In the primeval forests of Appalachia, among the wildness, among the coal mines and their homegrown communities, waters flow. From mountain ridges these waters course and trickle into one another. Momentum from this continuum carves, molds, and sculpts ancient rock. Ever so slowly, water erodes away the lithology. Soluble mineralsContinue Reading

**Photo Source:  Library of Congress The history of the Southern Appalachian region is a saga of exploitation by profiteers inimical to the aims of ordinary people to provide for their families in safe conditions. The brutal treatment of coal miners and their families is well known and thoroughly documented.
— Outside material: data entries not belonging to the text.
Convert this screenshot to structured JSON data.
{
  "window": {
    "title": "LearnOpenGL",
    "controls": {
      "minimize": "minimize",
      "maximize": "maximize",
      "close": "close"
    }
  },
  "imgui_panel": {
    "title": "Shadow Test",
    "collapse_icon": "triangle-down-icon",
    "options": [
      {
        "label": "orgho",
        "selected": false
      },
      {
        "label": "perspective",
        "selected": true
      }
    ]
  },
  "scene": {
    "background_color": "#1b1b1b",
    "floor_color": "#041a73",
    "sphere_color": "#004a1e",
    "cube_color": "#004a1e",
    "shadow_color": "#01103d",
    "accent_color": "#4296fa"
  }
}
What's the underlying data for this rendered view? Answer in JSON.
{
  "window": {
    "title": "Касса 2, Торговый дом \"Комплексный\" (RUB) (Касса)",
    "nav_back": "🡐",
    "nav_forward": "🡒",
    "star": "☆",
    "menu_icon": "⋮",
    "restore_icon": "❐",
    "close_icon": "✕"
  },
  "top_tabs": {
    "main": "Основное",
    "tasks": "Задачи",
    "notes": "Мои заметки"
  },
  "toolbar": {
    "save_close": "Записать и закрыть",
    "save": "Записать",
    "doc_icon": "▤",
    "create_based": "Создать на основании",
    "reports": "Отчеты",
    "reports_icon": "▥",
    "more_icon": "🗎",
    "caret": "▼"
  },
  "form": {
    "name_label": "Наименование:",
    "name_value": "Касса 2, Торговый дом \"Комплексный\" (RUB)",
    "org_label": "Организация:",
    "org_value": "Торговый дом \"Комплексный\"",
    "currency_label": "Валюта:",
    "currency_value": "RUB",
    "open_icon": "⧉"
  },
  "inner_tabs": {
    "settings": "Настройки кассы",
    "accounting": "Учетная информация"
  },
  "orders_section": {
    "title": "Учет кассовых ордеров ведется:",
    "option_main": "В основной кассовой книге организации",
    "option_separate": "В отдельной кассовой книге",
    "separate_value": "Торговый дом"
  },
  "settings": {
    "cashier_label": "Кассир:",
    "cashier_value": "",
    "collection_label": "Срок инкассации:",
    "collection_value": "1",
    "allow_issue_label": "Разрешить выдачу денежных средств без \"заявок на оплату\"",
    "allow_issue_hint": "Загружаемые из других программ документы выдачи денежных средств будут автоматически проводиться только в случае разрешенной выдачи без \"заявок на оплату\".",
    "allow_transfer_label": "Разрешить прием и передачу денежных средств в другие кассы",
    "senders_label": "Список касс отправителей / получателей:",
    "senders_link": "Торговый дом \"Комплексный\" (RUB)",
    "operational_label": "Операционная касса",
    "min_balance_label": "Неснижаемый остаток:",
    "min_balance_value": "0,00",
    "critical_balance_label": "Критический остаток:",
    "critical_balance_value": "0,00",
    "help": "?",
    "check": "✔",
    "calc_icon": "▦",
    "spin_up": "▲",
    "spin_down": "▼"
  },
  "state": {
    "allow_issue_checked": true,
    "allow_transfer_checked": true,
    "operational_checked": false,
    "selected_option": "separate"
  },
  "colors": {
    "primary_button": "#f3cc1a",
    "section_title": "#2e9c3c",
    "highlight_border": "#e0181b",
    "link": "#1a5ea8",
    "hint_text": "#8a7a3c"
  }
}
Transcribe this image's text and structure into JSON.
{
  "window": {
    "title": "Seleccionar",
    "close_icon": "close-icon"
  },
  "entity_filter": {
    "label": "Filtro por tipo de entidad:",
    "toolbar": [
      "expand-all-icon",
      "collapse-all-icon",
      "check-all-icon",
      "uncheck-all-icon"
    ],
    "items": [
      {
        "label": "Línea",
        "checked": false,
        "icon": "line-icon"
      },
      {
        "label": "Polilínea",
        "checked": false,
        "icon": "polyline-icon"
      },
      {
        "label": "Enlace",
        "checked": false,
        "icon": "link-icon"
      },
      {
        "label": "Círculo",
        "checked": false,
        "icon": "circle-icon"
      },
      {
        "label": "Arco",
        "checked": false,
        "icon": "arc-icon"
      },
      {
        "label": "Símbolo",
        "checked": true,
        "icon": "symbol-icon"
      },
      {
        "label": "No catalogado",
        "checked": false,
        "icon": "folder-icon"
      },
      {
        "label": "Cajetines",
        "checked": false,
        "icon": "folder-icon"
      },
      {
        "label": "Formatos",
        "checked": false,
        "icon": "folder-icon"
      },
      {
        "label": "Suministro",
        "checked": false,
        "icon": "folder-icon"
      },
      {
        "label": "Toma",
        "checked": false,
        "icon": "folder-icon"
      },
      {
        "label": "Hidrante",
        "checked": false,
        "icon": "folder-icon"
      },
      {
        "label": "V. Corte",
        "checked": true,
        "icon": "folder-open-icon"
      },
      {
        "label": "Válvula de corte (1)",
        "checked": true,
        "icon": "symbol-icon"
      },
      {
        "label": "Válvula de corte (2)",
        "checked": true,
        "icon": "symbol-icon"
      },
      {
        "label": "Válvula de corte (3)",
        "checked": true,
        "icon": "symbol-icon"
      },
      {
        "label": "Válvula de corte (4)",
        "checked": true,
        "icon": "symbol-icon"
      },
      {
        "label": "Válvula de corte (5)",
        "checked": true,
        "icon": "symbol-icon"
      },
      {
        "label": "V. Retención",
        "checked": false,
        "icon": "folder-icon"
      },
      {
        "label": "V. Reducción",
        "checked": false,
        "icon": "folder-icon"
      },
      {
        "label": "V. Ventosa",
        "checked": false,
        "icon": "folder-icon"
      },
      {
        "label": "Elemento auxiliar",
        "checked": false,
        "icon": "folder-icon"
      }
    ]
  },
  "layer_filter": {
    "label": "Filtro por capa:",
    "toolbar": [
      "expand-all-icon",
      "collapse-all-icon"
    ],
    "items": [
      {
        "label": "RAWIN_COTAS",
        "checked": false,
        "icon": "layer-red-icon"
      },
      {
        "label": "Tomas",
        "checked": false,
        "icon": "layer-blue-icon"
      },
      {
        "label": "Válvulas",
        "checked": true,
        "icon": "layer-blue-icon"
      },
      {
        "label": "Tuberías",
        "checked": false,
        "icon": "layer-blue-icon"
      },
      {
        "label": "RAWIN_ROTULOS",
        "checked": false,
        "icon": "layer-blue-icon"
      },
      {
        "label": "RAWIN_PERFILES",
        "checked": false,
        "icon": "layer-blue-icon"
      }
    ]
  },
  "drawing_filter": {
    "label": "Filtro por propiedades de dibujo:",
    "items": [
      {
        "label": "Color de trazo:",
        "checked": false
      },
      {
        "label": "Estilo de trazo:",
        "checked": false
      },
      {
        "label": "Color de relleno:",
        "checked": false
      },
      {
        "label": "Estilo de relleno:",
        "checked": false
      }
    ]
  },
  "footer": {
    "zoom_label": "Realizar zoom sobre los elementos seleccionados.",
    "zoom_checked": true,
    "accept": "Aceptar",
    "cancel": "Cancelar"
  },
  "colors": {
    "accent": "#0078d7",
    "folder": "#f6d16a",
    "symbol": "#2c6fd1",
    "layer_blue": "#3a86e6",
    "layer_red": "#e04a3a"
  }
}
However,Continue Reading

If you read my review of J.D. Vance’s Hillbilly Elegy, then you’ll recognize that Elizabeth Catte’s What You Are Getting Wrong About Appalachia has done my work for me, though we arrived at similar conclusions independently. Catte is a historian with more than simply an anecdotal interest in Appalachia. WhereasContinue Reading

“Shut up, you fucker. You smart-ass. If I wasn’t crippled, I’d get up right now and smack your head and ass together.” – Mamaw from J.D. Vance’s Hillbilly Elegy   My suspicion is that J.D. Vance tries to shock his readers by pretending he’s unfazed by his family’s white trashContinue Reading

The next part of our journey transports us on a cold December day to Briceville, Tennessee – just a hop, skip, and a jump away from Coal Creek. We arrive at the Cross Mountain mine almost ten years after the Fraterville mine disaster. Coal camps in Appalachia were cheerful inContinue Reading

After the Coal Creek War, coalminers garnered a new respect, reclaimed their jobs and formed unions. Coal companies gained a skilled workforce and restructured the industry better than it was before convict-leasing. Families were relatively happy as normalcy and stability returned. Ten years after the Coal Creek War’s end, however,Continue Reading

A city in East Tennessee rests quite unobtrusive and timeless against a misty mountain backdrop. Historic architecture lines the old main street that once felt the drumbeat of a booming industry. Rocky Top was originally named Coal Creek. Pioneers first settled the area in the mid-1800s and found the banksContinue Reading

**Photograph:  A crowd of miners confronting soldiers – Harlan County, Kentucky 1939   My stage play, “Which Side Are You On:  The Florence Reece Story,” debuted at Pellissippi State Community College on April 15, 2016. The play recounts episodes in the life of Florence Reece, an American social activist, poet,Continue Reading

When I was about five years old (before we moved to the holler), my family and I lived in a little green house on a little paved street in Jacksboro, Tennessee. My younger brother and I often felt cramped in our small, grassy yard so we regularly wandered but neverContinue Reading